ITSS Spotlight on: Spring Billiar

Each month ITSS would like to highlight a different member of the staff to let you get to know some of the great people who are working "behind the scenes" to make technology work for our campus. This month the spotlight is on Spring Billiar, Data Entry Coordinator.

What Spring Does for ITSS:
Spring provides data entry, test scoring, eGradebook help, and student evaluation processing services for the UMD campus. Additionally, she works with our Accounting Team and with central system administrators to open and close customer accounts on our central systems, helping to maintain proper access to these systems for authorized users.

Spring's Background:
Born and raised in Danube, Minnesota.
Graduated from Danube High School.
Graduated from UMD with a BA in Psychology in 2000.
Has worked at UMD since 1980.
Has often worked a part-time job in addition to her UMD work.
Currently works part time at JCPenney's.
Spring's Interests/Hobbies:
Knitting and Crocheting,
Spending time with grandchildren
Relaxing at home

Some Interesting Facts About Spring:
Spring has 2 children (33 and 35).
Spring has 2 grandchildren (4 and 2).
Spring has 2 cats (9 and 4).

An Example of Spring's Work for ITSS:
Spring thoroughly enjoys her job and the many people she interacts with at UMD. She likes to have the opportunity to make life easier for faculty, especially at the end of the semester when their workload and stress can be the highest.

During Fall 2006, Spring did the following work to make life easier for faculty:
Provided test scoring services for 81 professors teaching 147 classes
Randomized testing for 5 professors teaching 8 classes,
Created 12 eGradebooks,
Maintained 91 eGradebooks,
Processed approximately 37,700 student evaluations,
Entered approximately 1,200 student evaluations manually,

If you are a faculty member looking for ways to automate some of your administrative tasks, please stop by and see Spring so that she can help.

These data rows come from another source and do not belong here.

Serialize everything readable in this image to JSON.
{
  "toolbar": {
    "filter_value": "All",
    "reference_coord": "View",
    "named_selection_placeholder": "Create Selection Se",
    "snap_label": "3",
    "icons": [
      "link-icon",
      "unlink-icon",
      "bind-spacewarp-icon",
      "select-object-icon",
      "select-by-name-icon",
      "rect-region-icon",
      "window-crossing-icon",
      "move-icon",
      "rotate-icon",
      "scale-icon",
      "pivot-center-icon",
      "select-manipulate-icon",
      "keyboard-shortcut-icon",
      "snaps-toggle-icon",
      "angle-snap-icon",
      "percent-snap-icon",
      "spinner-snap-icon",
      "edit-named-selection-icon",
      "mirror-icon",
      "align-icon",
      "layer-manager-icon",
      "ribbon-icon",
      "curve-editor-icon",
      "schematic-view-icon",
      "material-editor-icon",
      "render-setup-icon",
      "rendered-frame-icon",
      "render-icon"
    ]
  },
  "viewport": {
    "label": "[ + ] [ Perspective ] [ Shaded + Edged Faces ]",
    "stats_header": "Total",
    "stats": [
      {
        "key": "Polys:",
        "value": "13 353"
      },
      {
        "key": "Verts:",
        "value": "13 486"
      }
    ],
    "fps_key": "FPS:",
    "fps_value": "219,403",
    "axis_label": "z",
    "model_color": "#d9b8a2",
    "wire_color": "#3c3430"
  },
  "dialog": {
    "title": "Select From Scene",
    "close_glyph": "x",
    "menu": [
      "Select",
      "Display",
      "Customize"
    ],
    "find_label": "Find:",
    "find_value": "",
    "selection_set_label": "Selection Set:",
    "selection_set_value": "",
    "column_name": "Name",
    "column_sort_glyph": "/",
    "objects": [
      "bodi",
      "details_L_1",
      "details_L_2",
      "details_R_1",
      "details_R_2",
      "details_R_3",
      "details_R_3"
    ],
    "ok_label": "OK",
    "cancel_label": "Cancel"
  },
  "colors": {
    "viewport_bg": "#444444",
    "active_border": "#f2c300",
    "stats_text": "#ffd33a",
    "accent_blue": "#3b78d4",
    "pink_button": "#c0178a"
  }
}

info.tech.News is published monthly during the academic year by ITSS. An email digest is also sent to all users subscribed to the infotech.announce, UMD.business.announce and studenttech.announce. The goal is to distribute information useful to the daily routines of the University of Minnesota Duluth campus community in conjunction with computer and telephone technologies. Comments or suggestions may be sent to the editor at: jness@d.umn.edu.